## Material provided
--- START ---

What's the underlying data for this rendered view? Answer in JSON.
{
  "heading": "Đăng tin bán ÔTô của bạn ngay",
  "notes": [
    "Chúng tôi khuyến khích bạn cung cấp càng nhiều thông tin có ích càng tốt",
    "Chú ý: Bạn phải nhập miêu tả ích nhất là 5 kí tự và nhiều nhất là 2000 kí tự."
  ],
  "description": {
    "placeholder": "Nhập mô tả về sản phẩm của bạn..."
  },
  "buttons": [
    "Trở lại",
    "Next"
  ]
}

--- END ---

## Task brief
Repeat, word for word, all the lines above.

## Output for this task
What's the underlying data for this rendered view? Answer in JSON.
{
  "heading": "Đăng tin bán ÔTô của bạn ngay",
  "notes": [
    "Chúng tôi khuyến khích bạn cung cấp càng nhiều thông tin có ích càng tốt",
    "Chú ý: Bạn phải nhập miêu tả ích nhất là 5 kí tự và nhiều nhất là 2000 kí tự."
  ],
  "description": {
    "placeholder": "Nhập mô tả về sản phẩm của bạn..."
  },
  "buttons": [
    "Trở lại",
    "Next"
  ]
}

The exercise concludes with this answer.